Like most people, I learned the value of critical feedback the hard way. Sitting in a room with twenty people, a piece of my artwork (my heart and soul) hanging on the wall, waiting for the critique to begin. This took place three time a week at least when I went through art school. In the beginning, I was defensive. When I heard critical feedback, I would come up with reasons for why I did what I did, how people just didn't understand my genius, and in general, how most of the people in my classes were utter bastards. It took a lot of energy to justify my horrible artwork, but I gave it my best every week, much to the detriment of my creative growth.
Some time during the first year, I noticed that the work of some of my classmates was improving. a lot. People who I considered crap artists were actually hanging work up on the wall that was quite good; interesting, well crafted, and clearly thought out. Way better than mine. Frankly, it pissed me off. So I studied them. I decided to find out what they were doing, and slowly, frighteningly, it dawned on me. All of those people were actually listening to the critical feedback they were receiving, and using the advice in some cases. They were not getting defensive or agro during critiques. In fact, when their work was being critiqued, instead of defending the work, they were asking follow-up questions.
At first I was at a bit of a loss. It was so painful for me to sit through class while people told me everything that was wrong with my work, but then, something shifted. I started to listen in a different way. Instead of hearing insults and put downs, I began hearing helpful suggestions. I started hearing strategy for improvement. It was very slow at coming, but by the second year, I was regularly writing down suggestions and integrating them into my work. By the third year, I was actively seeking out critical feedback. By the fourth year, I had a select group of people I relied upon to be brutally honest with me, and my work? It was transformed. It was in a place it could not have been had I gone through the program alone.

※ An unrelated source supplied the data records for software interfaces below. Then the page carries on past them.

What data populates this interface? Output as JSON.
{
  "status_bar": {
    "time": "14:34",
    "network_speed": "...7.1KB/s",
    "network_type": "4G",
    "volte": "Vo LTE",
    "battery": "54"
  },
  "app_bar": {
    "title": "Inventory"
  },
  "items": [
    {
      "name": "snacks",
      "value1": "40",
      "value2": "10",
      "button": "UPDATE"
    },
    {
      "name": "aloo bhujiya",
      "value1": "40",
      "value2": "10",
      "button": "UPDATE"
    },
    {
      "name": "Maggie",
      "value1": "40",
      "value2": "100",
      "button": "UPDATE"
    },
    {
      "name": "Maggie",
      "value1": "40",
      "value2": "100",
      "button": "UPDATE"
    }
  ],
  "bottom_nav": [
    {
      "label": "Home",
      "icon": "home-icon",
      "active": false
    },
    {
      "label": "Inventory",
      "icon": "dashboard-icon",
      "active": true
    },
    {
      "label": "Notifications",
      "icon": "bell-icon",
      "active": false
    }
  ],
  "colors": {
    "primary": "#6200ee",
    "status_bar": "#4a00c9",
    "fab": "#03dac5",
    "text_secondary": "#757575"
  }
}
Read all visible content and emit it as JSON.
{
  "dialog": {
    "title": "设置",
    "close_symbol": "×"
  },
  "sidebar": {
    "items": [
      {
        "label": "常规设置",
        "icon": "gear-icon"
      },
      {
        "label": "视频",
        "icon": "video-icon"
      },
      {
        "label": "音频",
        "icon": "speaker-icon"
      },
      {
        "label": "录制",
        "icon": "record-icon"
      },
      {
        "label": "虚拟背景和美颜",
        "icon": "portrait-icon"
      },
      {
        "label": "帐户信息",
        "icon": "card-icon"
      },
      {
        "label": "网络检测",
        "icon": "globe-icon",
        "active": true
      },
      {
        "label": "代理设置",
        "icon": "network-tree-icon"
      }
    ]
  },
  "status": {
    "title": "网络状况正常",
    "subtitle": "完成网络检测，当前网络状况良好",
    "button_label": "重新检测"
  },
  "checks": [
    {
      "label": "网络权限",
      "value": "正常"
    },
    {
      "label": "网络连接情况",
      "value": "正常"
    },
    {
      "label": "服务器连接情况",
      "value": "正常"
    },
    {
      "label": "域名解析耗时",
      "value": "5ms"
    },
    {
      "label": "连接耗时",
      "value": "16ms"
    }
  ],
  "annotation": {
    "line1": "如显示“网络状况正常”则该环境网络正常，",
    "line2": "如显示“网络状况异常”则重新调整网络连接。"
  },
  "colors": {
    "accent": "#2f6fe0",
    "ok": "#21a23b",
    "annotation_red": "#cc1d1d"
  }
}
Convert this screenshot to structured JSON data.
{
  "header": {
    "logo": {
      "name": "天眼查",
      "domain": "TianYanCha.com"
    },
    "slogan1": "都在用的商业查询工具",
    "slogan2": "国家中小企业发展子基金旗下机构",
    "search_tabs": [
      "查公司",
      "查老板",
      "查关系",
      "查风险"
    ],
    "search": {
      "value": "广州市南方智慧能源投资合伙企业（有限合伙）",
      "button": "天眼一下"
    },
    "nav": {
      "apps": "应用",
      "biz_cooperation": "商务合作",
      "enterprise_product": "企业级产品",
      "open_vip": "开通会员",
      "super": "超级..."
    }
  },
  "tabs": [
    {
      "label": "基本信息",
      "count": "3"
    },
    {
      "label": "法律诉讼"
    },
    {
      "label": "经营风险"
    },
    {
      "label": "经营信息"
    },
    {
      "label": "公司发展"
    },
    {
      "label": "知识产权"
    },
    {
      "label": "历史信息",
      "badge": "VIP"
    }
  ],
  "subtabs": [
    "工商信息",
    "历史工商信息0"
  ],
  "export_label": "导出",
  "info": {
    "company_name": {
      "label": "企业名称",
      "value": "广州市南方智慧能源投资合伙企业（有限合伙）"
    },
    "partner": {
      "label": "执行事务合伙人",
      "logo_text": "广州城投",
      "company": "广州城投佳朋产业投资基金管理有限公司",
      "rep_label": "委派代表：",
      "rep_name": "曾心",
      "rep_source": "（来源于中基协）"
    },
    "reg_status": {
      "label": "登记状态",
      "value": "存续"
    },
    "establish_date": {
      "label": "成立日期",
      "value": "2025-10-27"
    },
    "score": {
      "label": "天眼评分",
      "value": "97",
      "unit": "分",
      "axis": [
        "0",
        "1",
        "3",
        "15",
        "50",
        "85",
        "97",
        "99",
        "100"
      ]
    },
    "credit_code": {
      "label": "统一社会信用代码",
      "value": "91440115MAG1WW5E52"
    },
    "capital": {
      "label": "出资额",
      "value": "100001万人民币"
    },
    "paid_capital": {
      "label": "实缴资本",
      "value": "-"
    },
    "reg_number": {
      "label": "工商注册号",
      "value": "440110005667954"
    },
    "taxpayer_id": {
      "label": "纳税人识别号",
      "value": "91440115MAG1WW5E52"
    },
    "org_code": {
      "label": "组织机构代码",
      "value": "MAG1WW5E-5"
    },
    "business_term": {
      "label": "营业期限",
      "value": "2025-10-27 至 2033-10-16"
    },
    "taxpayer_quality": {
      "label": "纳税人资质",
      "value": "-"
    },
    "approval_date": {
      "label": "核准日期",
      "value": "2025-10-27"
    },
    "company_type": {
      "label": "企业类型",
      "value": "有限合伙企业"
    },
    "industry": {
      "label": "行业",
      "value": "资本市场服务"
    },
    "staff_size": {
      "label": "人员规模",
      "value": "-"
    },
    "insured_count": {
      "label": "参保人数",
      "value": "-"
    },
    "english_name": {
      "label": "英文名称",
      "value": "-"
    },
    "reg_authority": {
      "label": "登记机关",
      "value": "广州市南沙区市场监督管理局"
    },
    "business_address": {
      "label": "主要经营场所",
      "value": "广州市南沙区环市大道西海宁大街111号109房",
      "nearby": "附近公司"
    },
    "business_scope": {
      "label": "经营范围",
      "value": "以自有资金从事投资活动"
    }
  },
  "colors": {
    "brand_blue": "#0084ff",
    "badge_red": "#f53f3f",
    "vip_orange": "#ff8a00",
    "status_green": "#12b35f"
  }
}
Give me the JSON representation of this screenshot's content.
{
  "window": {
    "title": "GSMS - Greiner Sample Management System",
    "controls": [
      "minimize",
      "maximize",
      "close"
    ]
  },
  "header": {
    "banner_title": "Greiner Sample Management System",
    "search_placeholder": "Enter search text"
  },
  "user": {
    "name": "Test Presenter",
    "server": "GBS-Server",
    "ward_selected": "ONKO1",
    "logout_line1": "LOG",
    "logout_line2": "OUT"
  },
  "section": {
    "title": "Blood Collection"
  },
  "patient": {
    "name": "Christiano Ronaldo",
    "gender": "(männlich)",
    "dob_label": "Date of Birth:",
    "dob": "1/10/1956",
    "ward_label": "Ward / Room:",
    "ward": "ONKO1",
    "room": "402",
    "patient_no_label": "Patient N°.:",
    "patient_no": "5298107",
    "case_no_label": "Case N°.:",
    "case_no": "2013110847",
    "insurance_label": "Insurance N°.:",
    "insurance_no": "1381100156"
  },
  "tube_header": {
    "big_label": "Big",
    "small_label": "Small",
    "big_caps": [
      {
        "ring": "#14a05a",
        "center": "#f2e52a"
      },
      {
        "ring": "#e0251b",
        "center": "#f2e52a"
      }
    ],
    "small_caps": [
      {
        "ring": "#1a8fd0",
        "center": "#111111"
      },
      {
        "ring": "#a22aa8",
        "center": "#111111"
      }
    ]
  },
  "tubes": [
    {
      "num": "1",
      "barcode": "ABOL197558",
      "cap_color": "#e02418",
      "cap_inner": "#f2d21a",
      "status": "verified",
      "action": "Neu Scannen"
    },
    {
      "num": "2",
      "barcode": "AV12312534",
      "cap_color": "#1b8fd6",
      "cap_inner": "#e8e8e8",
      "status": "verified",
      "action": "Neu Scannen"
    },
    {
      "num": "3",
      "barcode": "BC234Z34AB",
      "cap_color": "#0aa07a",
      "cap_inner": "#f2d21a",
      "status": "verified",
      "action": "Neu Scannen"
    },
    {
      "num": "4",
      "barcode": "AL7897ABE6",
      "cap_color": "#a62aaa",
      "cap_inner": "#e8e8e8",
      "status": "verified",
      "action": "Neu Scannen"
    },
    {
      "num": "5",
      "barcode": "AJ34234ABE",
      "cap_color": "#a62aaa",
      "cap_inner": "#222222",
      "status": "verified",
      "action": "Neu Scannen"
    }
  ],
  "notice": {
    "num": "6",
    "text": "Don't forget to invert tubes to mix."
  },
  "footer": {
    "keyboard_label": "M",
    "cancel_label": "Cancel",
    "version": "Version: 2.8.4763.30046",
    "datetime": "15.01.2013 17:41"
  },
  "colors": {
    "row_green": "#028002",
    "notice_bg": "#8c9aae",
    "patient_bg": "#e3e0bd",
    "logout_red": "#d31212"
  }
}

That was the difference. Without critical feedback, I would have gone through the program alone. With critical feedback, I had a team of artists vigilantly looking for ways for me to improve. I had a team. I left that program a better artist, yes, but I also left with a skill not many people have; the ability to seek out and use critical feedback from others. In the work world, this is a rare quality. Having it means the difference between good work and great work. It is the difference between run-of-the-mill and genius. This is in no way overstating this ability; it truly, and in every way separates the little girls from the Badass Ladies.
If you, like me, are not all that awesome at taking critical feedback, I will give you some suggestions to get yourself used to it.
- Ask someone who knows and loves you what they think of you. Ask only for feedback that is positive. Ask them what they think your five best traits are. After this, ask them for one way they think that you could improve. Only one. Before you ask, resign yourself to not respond. Hold yourself back from defending. Hold yourself back from deflecting. Instead, turn that critical feed back into a question. For instance, let's say your friend tells you that you are insensitive to their needs. You immediately turn that into: "Am I insensitive to their needs?" At this point, this is a simple grammatical exercise. Ponder this for a week at least. Come up with ways that you can improve.
- Ask someone that you work with, whom you trust, what they think you can improve on. Just one thing. Do the same exercise. Turn it into a question and answer that question.
- Ask for feedback that is directive. Instead of asking what you can improve on, ask how you can improve. Have them give you their ideas for what you can do to be better. For instance, ask your boss, "if there is one thing you think I should work on improving, what would that be and how would you like to see me go about it?" In this way, you are directing the flow of information in manageable chunks, and letting your boss know that you want to do better.
- After you get very comfortable with the above exercises, start going to people you do not know as well, people you don't trust as much, and ask for feedback. If it is at your job, go to people in a different department who are affected by the work that you do. If it is a social relationship, ask people who have at least two degrees of separation from you. At this point, you can start to develop your next skill, the ability to choose what to use and what to throw out. Sometimes advice and feedback is simply a reflection of the giver, and very often, not valid. It is your job to determine which type of critical feedback you are receiving and act accordingly.
- Finally, gather your group around you. Choose three to five people who you know to have an understanding of your goals, values and ambitions. Use them regularly to garner feedback. Become a champion.
When you are comfortable with this stuff, taking critical comments and feedback from random people becomes that much more valuable, and frankly, welcome. You will start to look at critical feedback as a gift, and the more you are open to it, the more you will improve. You will be in a place you never could have imagined. You will have the perspective of many sets of eyes, the thought processes of many brains. You will be A Force to be Reckoned With.
This, like most other strategies for improvement, takes time. You must be truly comfortable with critical feedback in order to use it well. So get started early. Use every avenue available to you to practice. After a while, that practice becomes part of your life, it becomes automatic. You will start to do it without thinking about it. It will become a part of your anatomy.
This is where your life starts to become something. This is when you start to fly.